Indian energy giant Adani has announced that it will begin work on a controversial coal mine project in Australia. Earlier this year, BBC Hindi’s Vineet Khare visited the area and details what he witnessed there.
The route to the Carmichael mine is a long lonely ride in the wilderness – a paved road transforms into a wide dirt track before you eventually reach the remote piece of land which has so divided Australia.
The $12.5bn (£9.8bn) Carmichael project coal site in Queensland state is nearly 400km (248 miles) inland from the eastern coast. It’s in the Mackay region, which is home to other mining projects.
The project has been delayed for six years because of a series of legal challenges and reports evaluating its environmental impact. It’s owned by the Adani group, whose chairman, Gautam Adani, is considered to be close to Indian Prime Minister Narendra Modi.
The controversy over the project has seen Australian banks rule out funding and earlier this month, the firm said it had scaled down production, cutting its targets by three quarters. On Thursday, CEO Lucas Dow said that the firm itself would finance the project.
But, according to media reports, there are regulatory approvals pending, without which construction cannot begin.
As we travel to the mine, everyone along the way – from taxi drivers to restaurant owners and pedestrians – seems to have an opinion about the project.
Those who oppose it, including climate scientists, say that if the mines are opened up, the world “better bid goodbye to the Paris Agreement commitment to hold temperature rise to 2C”.
But supporters say it’s good for the economy and accuse protesters of being “deep-pocketed left-wing activists hell-bent on feeding lies.”
A ‘secret’ camp
We decide to first visit a “secret anti-Adani camp”, located an hour’s drive and a narrow path off the main route.
The wooden gate is electronically locked “to keep away pro-Adani elements”. The two sides have clashed in the past.
We enter a large open space dotted with trees.
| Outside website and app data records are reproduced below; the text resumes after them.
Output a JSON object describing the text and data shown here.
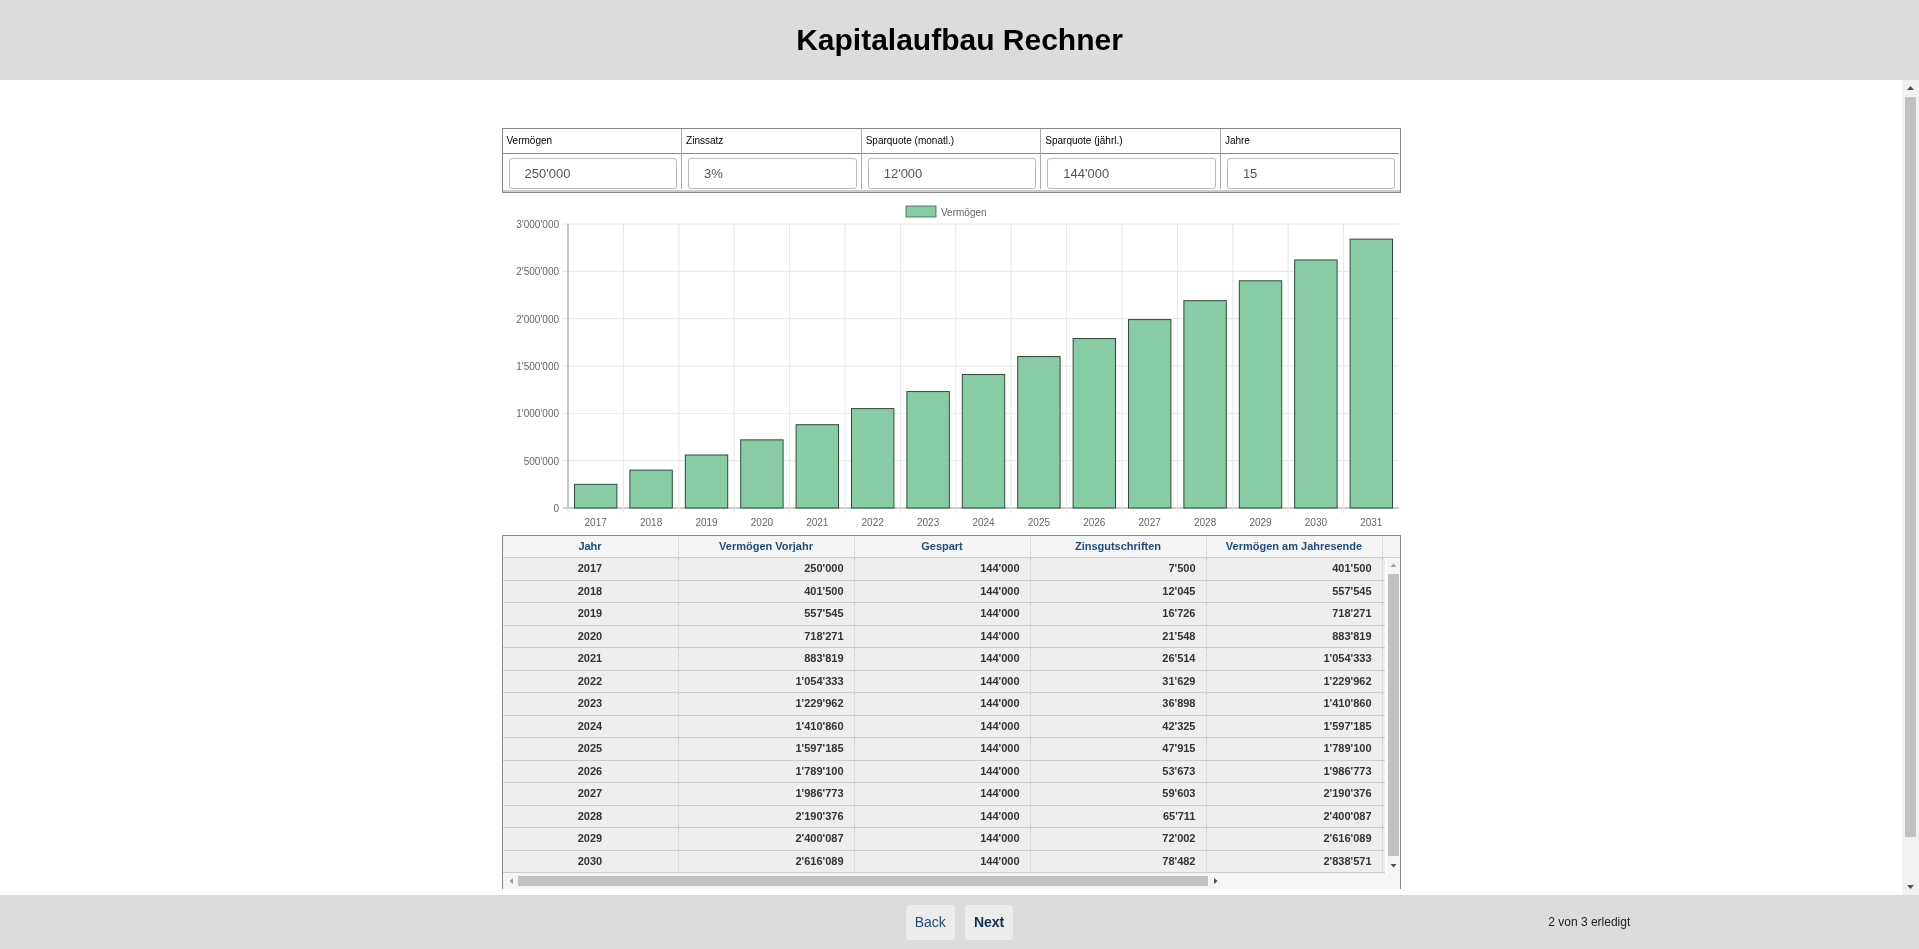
{
  "title": "Kapitalaufbau Rechner",
  "inputs": [
    {
      "label": "Vermögen",
      "value": "250'000"
    },
    {
      "label": "Zinssatz",
      "value": "3%"
    },
    {
      "label": "Sparquote (monatl.)",
      "value": "12'000"
    },
    {
      "label": "Sparquote (jährl.)",
      "value": "144'000"
    },
    {
      "label": "Jahre",
      "value": "15"
    }
  ],
  "chart_data": {
    "type": "bar",
    "categories": [
      "2017",
      "2018",
      "2019",
      "2020",
      "2021",
      "2022",
      "2023",
      "2024",
      "2025",
      "2026",
      "2027",
      "2028",
      "2029",
      "2030",
      "2031"
    ],
    "series": [
      {
        "name": "Vermögen",
        "color": "#88cca6",
        "values": [
          250000,
          400000,
          560000,
          720000,
          880000,
          1050000,
          1230000,
          1410000,
          1600000,
          1790000,
          1990000,
          2190000,
          2400000,
          2620000,
          2840000
        ]
      }
    ],
    "grid": true,
    "ylim": [
      0,
      3000000
    ],
    "yticks": [
      {
        "value": 0,
        "label": "0"
      },
      {
        "value": 500000,
        "label": "500'000"
      },
      {
        "value": 1000000,
        "label": "1'000'000"
      },
      {
        "value": 1500000,
        "label": "1'500'000"
      },
      {
        "value": 2000000,
        "label": "2'000'000"
      },
      {
        "value": 2500000,
        "label": "2'500'000"
      },
      {
        "value": 3000000,
        "label": "3'000'000"
      }
    ]
  },
  "table": {
    "columns": [
      "Jahr",
      "Vermögen Vorjahr",
      "Gespart",
      "Zinsgutschriften",
      "Vermögen am Jahresende"
    ],
    "rows": [
      [
        "2017",
        "250'000",
        "144'000",
        "7'500",
        "401'500"
      ],
      [
        "2018",
        "401'500",
        "144'000",
        "12'045",
        "557'545"
      ],
      [
        "2019",
        "557'545",
        "144'000",
        "16'726",
        "718'271"
      ],
      [
        "2020",
        "718'271",
        "144'000",
        "21'548",
        "883'819"
      ],
      [
        "2021",
        "883'819",
        "144'000",
        "26'514",
        "1'054'333"
      ],
      [
        "2022",
        "1'054'333",
        "144'000",
        "31'629",
        "1'229'962"
      ],
      [
        "2023",
        "1'229'962",
        "144'000",
        "36'898",
        "1'410'860"
      ],
      [
        "2024",
        "1'410'860",
        "144'000",
        "42'325",
        "1'597'185"
      ],
      [
        "2025",
        "1'597'185",
        "144'000",
        "47'915",
        "1'789'100"
      ],
      [
        "2026",
        "1'789'100",
        "144'000",
        "53'673",
        "1'986'773"
      ],
      [
        "2027",
        "1'986'773",
        "144'000",
        "59'603",
        "2'190'376"
      ],
      [
        "2028",
        "2'190'376",
        "144'000",
        "65'711",
        "2'400'087"
      ],
      [
        "2029",
        "2'400'087",
        "144'000",
        "72'002",
        "2'616'089"
      ],
      [
        "2030",
        "2'616'089",
        "144'000",
        "78'482",
        "2'838'571"
      ]
    ]
  },
  "buttons": [
    {
      "label": "Back",
      "emphasized": false
    },
    {
      "label": "Next",
      "emphasized": true
    }
  ],
  "status": "2 von 3 erledigt"
}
A couple of large sheds stand in the middle – one of them houses banners and posters that carry anti-Adani messages. Another has food laid out for nearly two dozen “campers”.
Two women sporting black T-shirts emblazoned with the slogan “Adani – No means No” scrawled in red and yellow are hunched over a large white cloth banner on which they are painting the words “Stop Adani!”
A makeshift residential accommodation stands a few metres away. Chargers, plug points and documents are all dumped on a table surrounded by men and women typing away on laptops. A WiFi connection links them to the world.
“This camp is a frontline to stop Adani. It’s a place to organise and plan direct action,” says one of the protesters, Scott Daynes.
“Science tells us that coal needs to stay in the ground, that’s why we are here,” he adds.
There is excitement that a journalist from India has come to cover the story. “How much are these protests against Adani in Australia being covered by Indian media?” one man asks.
“We hear Mr Adani is very influential and close to the Indian Prime Minister Narendra Modi. Is it true?” another asks.
Both Mr Adani and Mr Modi come from the western state of Gujarat and their relationship goes back to when Mr Modi was the state’s chief minister.
The fact that Mr Modi used a plane chartered by the Adani group to fly to Delhi after he was elected prime minister is still cited as an example of their closeness.
As far back as 2003, Mr Adani broke ranks with fellow industrialists to form a separate business lobby group. This was after they had criticised Mr Modi for the poor law and order situation in Gujarat following the 2002 riots that killed more than 1,000 people, mostly Muslims.
And when Mr Modi was dropped as the keynote speaker at Wharton Business School after protests by sections of students and the faculty, the Adani group withdrew its sponsorship.
The rise in the firm’s fortunes ever since Mr Modi became prime minister has been the subject of constant media and opposition scrutiny in India.
And the fate of the Australian project is being closely watched in India, especially with the federal elections just a few months away and the possibility of another five-year term for Mr Modi.
A mysterious vehicle
Next, we decide to visit the proposed site of the mine.
As we approach, we spot a vehicle following us, its headlights flashing through the dust kicked up by our pick-up jeep.
It waits as we stop to speak to some farmers who have given up their land for a nearly 400km rail line that will be used to transport the coal once the mines are operational.
Activists fear that, once constructed, the rail line will revive adjoining coal projects that are currently dormant due to a lack of transport options.
But the farmers refuse to speak to us citing a confidentiality agreement.
The vehicle continues to trail us for nearly an hour.
After we reach the site, the driver, a well-built man, films us as we walk around it. He walks away when asked to disclose his identity.
The site itself is barren land but those who oppose the mine say that activating it would spell doom for the environment and ruin Australia’s beaches.
Critics have warned that the vast quantities of coal expected to be extracted from the mine will threaten the fragile ecosystem of the Great Barrier Reef, which is nearby.
Environmentalist Lance Payne shows me boxes filled with “dirty horrible” coal pebbles he said he had found on the beaches.
Mr Payne fears that the dredging required to build the port will damage the reef, which acts like a lagoon.
“What you throw in the ocean lagoon stays there,” he says. “If a coal port spills coal, it stays there.”